### TASK ITEM
Without including pictures, set down every record exactly as it stands.
[DATA FOR THIS TASK Boundary: Start]
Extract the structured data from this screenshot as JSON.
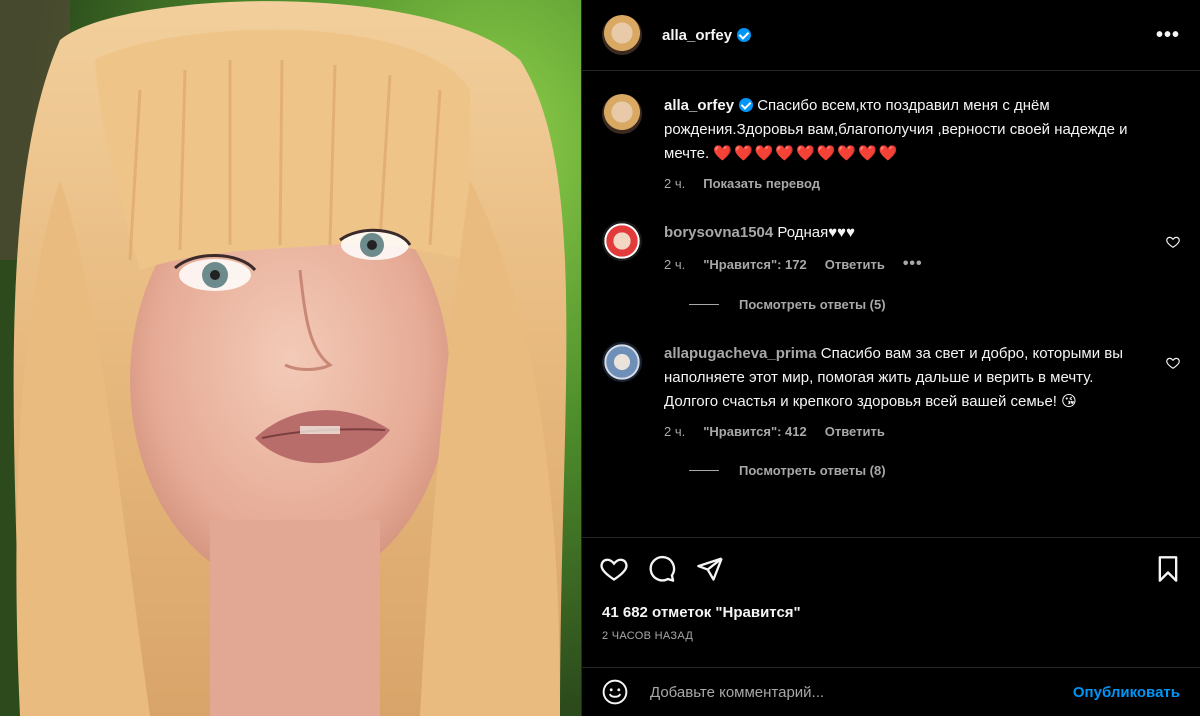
{
  "post": {
    "author": "alla_orfey",
    "caption": "Спасибо всем,кто поздравил меня с днём рождения.Здоровья вам,благополучия ,верности своей надежде и мечте.",
    "caption_hearts": "❤️❤️❤️❤️❤️❤️❤️❤️❤️",
    "caption_time": "2 ч.",
    "translate_label": "Показать перевод",
    "likes_text": "41 682 отметок \"Нравится\"",
    "posted_ago": "2 ЧАСОВ НАЗАД"
  },
  "comments": [
    {
      "username": "borysovna1504",
      "text": "Родная♥♥♥",
      "time": "2 ч.",
      "likes": "\"Нравится\": 172",
      "reply_label": "Ответить",
      "more": "•••",
      "view_replies": "Посмотреть ответы (5)"
    },
    {
      "username": "allapugacheva_prima",
      "text": "Спасибо вам за свет и добро, которыми вы наполняете этот мир, помогая жить дальше и верить в мечту. Долгого счастья и крепкого здоровья всей вашей семье! 😘",
      "time": "2 ч.",
      "likes": "\"Нравится\": 412",
      "reply_label": "Ответить",
      "view_replies": "Посмотреть ответы (8)"
    }
  ],
  "compose": {
    "placeholder": "Добавьте комментарий...",
    "post_label": "Опубликовать"
  },
  "header": {
    "more": "•••"
  },
  "colors": {
    "accent": "#0095f6",
    "heart": "#ed1c24",
    "muted": "#a8a8a8",
    "bg": "#000000"
  },
  "icons": [
    "heart-icon",
    "comment-icon",
    "share-icon",
    "bookmark-icon",
    "emoji-icon",
    "more-icon",
    "verified-icon"
  ]
}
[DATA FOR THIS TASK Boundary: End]
### EXPECTED OUTPUT
Extract the structured data from this screenshot as JSON.
{
  "post": {
    "author": "alla_orfey",
    "caption": "Спасибо всем,кто поздравил меня с днём рождения.Здоровья вам,благополучия ,верности своей надежде и мечте.",
    "caption_hearts": "❤️❤️❤️❤️❤️❤️❤️❤️❤️",
    "caption_time": "2 ч.",
    "translate_label": "Показать перевод",
    "likes_text": "41 682 отметок \"Нравится\"",
    "posted_ago": "2 ЧАСОВ НАЗАД"
  },
  "comments": [
    {
      "username": "borysovna1504",
      "text": "Родная♥♥♥",
      "time": "2 ч.",
      "likes": "\"Нравится\": 172",
      "reply_label": "Ответить",
      "more": "•••",
      "view_replies": "Посмотреть ответы (5)"
    },
    {
      "username": "allapugacheva_prima",
      "text": "Спасибо вам за свет и добро, которыми вы наполняете этот мир, помогая жить дальше и верить в мечту. Долгого счастья и крепкого здоровья всей вашей семье! 😘",
      "time": "2 ч.",
      "likes": "\"Нравится\": 412",
      "reply_label": "Ответить",
      "view_replies": "Посмотреть ответы (8)"
    }
  ],
  "compose": {
    "placeholder": "Добавьте комментарий...",
    "post_label": "Опубликовать"
  },
  "header": {
    "more": "•••"
  },
  "colors": {
    "accent": "#0095f6",
    "heart": "#ed1c24",
    "muted": "#a8a8a8",
    "bg": "#000000"
  },
  "icons": [
    "heart-icon",
    "comment-icon",
    "share-icon",
    "bookmark-icon",
    "emoji-icon",
    "more-icon",
    "verified-icon"
  ]
}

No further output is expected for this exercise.